Soybean School: The Value of Seed Treatments

Planting in to cool and especially cool and wet soils is not ideal for soybeans. But that description applies to most planting conditions in Ontario and perhaps most of Canada. Because of this reality, fungicide seed treatments are an invaluable tool in the establishment of healthy, vigorous, soybean stands.

Albert Tenuta, provincial field crop pathologist with the Ontario Ministry of Agriculture and Food and @AlbertTenuta on Twitter, explains in this episode of the Soybean School just how valuable seed treatments are. In the context of the big four — fusarium, rhizoctonia, pythium and phytopthera — Tenuta discusses not just how farmers can use several tools to manage these soil-borne diseases, but how biological systems are evolving and adapting to our farming practices.

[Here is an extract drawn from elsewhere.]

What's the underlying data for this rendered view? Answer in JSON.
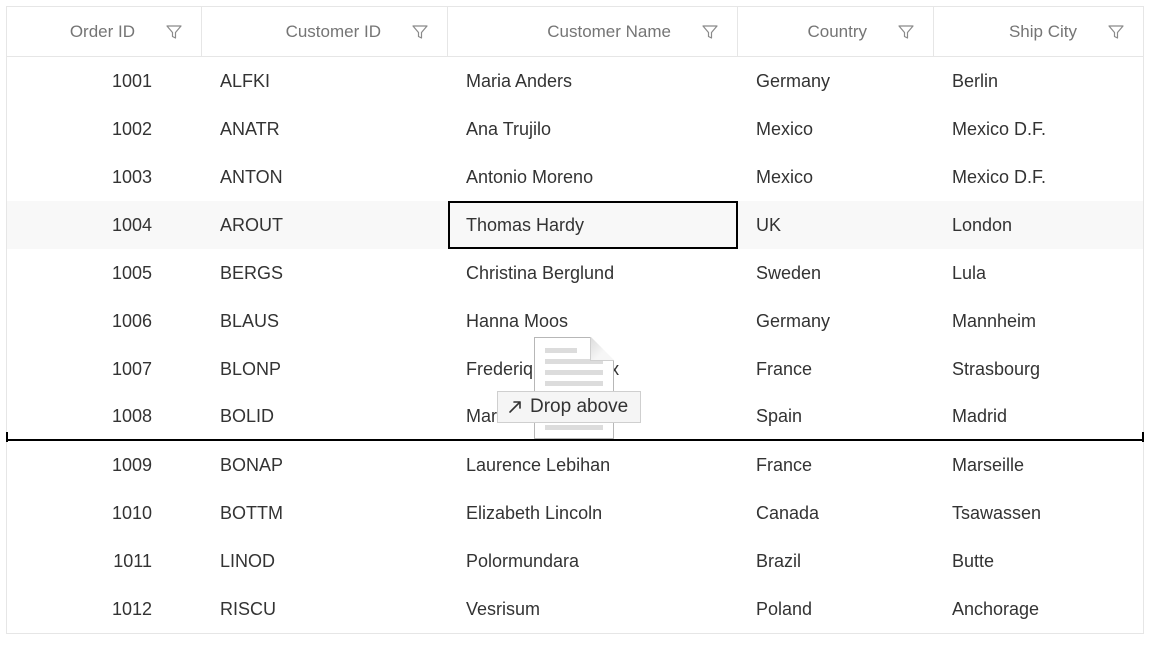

See more: Click here for more of the Soybean School on

Tenuta also discusses what’s next for research and development in terms of soil-borne disease of soybeans and the potential new products and types of products farmers may see soon. Nematodes are certainly top of mind for many growers, but Tenuta also could foresee a move to a more targeting means of control or suppression through pest-specific products.  You’ll find all that and more in this episode of the Soybean School.

If you cannot see the embedded video, click here.


RealAgriculture Agronomy Team

A team effort of RealAgriculture videographers and editorial staff to make sure that you have the latest in agronomy information for your farm.


India agrees to ease pulse fumigation requirements before end of 2018

India's government has agreed to work with Canadian officials to ease pest-related restrictions on pulse imports before the end of this year. "India and Canada will work closely together to finalize an arrangement within 2018 to enable the export of Canadian pulses to India free from pests of quarantine importance, with mutually acceptable technological protocols,"…Read more »


One Comment

Owen Roberts

Nice to see RealAgriculture connecting with agri-communicator extraordinaire Albert Tenuta.


Leave a Reply